● TASK DETAILS
Report the number of lines in the records below that contain the word "JSON", and nothing more.
· · · · ·
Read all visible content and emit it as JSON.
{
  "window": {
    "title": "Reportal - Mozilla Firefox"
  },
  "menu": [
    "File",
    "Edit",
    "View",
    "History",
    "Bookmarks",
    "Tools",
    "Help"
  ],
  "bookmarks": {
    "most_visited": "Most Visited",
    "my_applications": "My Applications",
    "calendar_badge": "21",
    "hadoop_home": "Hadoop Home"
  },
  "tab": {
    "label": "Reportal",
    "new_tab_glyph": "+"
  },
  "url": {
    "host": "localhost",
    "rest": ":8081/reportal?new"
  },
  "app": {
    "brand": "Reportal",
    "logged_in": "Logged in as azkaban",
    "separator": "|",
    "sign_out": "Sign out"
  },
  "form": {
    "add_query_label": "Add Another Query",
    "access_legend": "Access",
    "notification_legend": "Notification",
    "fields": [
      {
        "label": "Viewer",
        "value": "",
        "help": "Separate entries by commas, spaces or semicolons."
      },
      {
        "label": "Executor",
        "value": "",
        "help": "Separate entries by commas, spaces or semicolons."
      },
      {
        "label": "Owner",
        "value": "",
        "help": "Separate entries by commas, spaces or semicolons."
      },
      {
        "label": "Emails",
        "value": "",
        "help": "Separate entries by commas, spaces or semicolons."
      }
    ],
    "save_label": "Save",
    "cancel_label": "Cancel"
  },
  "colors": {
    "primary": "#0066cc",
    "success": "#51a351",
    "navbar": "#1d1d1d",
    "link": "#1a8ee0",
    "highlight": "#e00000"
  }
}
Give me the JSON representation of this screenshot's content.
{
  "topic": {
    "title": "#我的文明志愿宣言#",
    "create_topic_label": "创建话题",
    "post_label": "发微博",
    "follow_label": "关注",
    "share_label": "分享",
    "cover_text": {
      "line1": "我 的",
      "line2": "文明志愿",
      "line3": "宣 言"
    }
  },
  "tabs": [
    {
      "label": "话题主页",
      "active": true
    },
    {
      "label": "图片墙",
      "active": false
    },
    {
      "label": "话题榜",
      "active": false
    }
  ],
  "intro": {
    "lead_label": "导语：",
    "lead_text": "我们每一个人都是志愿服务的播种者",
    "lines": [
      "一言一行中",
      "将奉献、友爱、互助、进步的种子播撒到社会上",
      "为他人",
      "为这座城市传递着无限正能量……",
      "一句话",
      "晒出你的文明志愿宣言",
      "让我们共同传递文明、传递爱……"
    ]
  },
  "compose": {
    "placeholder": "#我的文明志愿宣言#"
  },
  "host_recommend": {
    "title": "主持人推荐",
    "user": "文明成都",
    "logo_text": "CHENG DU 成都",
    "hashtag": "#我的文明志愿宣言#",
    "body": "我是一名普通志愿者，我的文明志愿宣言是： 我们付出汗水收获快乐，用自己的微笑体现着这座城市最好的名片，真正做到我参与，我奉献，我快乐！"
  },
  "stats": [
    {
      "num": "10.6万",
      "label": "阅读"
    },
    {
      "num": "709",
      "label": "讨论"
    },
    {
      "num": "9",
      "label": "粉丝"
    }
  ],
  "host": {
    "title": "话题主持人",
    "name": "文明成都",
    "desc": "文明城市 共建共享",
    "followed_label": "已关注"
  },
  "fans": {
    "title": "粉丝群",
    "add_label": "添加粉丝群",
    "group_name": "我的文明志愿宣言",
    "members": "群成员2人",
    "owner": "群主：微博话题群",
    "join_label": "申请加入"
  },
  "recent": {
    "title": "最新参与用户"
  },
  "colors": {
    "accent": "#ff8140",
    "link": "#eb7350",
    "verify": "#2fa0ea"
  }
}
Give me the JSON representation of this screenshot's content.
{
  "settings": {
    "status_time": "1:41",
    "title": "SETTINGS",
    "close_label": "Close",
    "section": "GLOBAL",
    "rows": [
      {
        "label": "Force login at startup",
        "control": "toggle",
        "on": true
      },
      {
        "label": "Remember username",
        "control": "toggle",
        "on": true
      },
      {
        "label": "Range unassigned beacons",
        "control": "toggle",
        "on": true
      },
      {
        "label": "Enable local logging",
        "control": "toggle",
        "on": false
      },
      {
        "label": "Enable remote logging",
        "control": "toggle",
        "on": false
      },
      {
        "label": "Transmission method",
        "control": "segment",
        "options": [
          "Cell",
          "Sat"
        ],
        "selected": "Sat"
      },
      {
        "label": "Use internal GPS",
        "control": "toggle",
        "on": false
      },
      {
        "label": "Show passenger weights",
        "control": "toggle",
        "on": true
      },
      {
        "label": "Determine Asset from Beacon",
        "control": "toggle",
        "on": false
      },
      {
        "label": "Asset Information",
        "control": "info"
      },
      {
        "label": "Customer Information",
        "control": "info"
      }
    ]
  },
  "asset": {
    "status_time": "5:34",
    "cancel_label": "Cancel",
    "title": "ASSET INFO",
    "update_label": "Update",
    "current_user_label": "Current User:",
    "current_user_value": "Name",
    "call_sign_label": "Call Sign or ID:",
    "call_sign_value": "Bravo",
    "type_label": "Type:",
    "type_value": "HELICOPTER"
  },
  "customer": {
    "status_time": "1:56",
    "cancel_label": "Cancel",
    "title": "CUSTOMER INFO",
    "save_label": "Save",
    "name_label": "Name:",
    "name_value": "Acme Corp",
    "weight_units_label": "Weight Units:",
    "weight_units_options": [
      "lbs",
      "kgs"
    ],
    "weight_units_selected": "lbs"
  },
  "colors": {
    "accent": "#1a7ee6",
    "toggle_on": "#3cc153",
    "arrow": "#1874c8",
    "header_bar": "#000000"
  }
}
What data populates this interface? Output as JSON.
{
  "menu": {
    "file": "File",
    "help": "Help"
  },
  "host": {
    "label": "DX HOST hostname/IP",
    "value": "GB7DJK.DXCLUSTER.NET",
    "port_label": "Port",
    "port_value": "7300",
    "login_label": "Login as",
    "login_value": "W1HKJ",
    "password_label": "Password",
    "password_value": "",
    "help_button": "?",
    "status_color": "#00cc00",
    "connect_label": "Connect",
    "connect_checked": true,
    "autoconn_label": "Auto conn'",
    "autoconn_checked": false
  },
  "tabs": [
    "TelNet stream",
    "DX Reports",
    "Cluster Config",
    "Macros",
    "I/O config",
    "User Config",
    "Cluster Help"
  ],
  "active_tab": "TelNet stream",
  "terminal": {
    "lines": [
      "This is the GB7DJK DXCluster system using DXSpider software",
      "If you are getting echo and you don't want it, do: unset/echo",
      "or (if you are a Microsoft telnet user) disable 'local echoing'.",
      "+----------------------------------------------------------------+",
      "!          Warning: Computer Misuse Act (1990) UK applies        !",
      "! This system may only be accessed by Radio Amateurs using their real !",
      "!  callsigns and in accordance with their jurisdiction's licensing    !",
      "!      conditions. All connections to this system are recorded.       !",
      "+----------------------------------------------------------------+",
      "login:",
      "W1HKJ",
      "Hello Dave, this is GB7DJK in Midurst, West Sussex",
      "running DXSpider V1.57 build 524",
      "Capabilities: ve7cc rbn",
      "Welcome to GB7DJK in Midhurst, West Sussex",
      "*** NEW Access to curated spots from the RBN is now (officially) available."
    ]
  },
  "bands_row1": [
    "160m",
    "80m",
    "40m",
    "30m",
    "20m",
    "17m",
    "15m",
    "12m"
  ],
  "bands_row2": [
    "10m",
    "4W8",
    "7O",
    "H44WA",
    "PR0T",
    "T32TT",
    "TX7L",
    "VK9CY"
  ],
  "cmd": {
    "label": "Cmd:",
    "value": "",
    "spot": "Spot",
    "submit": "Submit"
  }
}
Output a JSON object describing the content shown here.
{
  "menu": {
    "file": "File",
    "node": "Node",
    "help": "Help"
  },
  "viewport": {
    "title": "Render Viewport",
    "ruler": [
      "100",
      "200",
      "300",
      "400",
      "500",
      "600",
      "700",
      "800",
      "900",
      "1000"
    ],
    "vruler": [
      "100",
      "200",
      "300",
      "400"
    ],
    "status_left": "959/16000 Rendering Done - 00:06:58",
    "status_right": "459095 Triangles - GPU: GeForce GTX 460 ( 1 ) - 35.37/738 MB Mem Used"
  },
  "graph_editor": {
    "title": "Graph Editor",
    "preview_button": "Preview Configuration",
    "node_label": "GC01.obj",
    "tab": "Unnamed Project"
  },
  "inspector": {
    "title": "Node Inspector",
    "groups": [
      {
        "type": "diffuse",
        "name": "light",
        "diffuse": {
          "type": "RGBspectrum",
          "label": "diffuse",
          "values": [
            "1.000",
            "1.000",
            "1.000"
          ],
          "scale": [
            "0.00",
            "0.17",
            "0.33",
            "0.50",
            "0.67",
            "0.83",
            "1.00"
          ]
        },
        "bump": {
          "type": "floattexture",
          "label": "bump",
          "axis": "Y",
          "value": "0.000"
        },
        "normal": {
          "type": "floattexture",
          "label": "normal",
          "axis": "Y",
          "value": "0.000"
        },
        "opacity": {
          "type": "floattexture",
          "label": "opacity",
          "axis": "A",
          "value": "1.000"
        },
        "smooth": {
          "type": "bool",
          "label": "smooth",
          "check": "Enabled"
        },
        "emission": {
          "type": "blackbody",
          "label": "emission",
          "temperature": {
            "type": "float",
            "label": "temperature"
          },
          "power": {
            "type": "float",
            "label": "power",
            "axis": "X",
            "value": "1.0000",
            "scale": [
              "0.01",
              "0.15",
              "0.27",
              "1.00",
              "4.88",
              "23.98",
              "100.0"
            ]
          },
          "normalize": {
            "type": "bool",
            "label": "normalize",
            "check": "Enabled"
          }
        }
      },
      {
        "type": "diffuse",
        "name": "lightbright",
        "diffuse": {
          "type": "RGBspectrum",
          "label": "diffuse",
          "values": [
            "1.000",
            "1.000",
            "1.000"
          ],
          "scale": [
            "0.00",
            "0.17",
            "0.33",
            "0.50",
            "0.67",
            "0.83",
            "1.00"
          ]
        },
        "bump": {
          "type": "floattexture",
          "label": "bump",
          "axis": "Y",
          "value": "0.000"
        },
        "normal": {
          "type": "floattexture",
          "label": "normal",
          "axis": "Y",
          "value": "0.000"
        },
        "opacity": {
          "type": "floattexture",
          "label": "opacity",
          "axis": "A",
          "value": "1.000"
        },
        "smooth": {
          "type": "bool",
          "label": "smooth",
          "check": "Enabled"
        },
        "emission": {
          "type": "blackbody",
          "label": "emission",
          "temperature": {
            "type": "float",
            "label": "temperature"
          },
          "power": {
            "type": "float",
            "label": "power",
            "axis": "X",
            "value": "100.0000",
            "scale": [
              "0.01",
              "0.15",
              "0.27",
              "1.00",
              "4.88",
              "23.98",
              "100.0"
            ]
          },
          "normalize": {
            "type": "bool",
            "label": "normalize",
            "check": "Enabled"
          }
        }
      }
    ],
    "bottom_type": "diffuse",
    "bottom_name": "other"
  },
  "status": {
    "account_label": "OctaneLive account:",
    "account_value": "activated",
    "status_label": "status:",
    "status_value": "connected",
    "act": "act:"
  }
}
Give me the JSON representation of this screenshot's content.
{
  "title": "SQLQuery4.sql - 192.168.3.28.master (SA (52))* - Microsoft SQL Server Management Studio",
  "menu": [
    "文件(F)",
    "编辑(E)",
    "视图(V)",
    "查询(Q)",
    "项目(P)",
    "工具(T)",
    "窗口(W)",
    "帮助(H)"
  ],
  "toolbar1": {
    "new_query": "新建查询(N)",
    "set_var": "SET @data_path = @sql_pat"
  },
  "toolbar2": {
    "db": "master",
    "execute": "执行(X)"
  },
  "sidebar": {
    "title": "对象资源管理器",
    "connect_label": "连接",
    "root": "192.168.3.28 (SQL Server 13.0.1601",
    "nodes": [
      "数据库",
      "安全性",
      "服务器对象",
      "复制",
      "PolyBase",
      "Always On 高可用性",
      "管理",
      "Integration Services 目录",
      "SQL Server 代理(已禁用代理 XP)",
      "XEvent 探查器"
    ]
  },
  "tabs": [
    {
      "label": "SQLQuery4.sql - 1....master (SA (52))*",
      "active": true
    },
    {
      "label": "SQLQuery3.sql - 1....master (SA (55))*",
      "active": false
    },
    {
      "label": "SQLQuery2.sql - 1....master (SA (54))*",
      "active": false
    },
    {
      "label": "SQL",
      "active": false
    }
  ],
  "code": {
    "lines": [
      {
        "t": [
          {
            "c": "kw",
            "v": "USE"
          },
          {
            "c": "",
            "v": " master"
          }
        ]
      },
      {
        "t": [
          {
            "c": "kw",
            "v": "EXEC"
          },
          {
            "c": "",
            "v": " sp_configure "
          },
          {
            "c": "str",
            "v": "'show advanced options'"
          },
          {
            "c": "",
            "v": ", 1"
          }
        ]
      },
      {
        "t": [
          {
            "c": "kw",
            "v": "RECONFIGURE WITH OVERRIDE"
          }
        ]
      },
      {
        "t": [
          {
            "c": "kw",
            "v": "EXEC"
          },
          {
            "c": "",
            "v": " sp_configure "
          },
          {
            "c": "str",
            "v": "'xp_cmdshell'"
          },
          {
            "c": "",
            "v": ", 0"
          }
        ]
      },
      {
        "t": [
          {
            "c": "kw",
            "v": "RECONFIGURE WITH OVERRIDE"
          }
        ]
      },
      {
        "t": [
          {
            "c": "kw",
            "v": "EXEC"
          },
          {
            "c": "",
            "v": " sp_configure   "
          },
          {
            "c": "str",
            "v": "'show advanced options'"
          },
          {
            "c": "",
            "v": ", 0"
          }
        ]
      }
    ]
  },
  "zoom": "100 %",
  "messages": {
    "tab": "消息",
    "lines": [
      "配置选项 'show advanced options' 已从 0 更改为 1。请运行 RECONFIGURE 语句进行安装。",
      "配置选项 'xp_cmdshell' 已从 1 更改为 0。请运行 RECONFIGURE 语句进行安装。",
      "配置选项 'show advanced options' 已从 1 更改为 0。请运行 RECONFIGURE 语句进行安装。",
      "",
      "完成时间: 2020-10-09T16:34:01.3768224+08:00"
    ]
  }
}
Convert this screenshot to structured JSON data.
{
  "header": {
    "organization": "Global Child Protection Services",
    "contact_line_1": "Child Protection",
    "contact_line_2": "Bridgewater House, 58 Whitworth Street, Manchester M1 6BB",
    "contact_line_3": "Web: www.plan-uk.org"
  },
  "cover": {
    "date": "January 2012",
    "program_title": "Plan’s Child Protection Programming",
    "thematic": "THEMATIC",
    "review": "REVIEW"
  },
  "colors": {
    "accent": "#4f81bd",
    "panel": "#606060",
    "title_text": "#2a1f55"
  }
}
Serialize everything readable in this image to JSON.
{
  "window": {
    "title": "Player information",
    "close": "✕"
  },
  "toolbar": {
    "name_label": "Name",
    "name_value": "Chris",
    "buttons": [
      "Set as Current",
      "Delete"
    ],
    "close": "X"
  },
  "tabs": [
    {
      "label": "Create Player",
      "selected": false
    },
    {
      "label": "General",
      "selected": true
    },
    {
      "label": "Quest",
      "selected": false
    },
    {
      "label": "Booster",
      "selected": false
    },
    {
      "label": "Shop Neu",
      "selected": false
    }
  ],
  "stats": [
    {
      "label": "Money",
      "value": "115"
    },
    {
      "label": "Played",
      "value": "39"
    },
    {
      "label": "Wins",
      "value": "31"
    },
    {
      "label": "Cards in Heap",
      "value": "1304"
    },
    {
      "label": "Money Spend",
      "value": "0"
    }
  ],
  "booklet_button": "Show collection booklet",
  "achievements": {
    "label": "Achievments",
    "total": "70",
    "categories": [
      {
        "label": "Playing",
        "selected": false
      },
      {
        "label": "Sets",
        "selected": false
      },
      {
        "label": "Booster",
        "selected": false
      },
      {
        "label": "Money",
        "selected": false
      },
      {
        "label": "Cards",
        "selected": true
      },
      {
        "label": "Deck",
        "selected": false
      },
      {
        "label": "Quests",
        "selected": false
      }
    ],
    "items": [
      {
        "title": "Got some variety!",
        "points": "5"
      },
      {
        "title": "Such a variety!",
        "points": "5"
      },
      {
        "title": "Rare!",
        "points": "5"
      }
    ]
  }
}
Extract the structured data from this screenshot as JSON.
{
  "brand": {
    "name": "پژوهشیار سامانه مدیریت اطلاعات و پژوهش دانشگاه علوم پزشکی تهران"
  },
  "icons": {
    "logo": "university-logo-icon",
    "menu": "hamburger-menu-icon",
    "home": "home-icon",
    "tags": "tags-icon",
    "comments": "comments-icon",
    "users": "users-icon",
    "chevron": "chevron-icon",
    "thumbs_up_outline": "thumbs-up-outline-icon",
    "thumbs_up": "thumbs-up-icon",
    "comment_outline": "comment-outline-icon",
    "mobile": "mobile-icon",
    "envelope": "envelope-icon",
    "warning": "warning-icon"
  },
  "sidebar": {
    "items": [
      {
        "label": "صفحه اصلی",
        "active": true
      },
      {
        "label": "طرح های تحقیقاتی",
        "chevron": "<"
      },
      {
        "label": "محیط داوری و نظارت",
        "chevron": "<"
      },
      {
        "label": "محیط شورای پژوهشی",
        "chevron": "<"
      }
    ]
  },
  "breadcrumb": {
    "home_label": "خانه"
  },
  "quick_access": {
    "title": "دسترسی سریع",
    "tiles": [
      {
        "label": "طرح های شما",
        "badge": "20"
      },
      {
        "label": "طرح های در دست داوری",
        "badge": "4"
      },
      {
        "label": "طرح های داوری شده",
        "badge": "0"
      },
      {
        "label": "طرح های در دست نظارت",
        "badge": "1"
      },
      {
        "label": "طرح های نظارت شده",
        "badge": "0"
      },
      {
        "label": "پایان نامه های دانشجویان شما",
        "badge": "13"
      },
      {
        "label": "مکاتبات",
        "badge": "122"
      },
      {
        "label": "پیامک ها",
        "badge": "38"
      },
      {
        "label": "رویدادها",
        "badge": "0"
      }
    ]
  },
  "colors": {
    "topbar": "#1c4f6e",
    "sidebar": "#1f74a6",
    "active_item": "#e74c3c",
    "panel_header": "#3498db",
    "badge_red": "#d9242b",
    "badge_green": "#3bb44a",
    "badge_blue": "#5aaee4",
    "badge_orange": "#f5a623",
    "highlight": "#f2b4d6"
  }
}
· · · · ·
● RESULT OF THIS TASK
9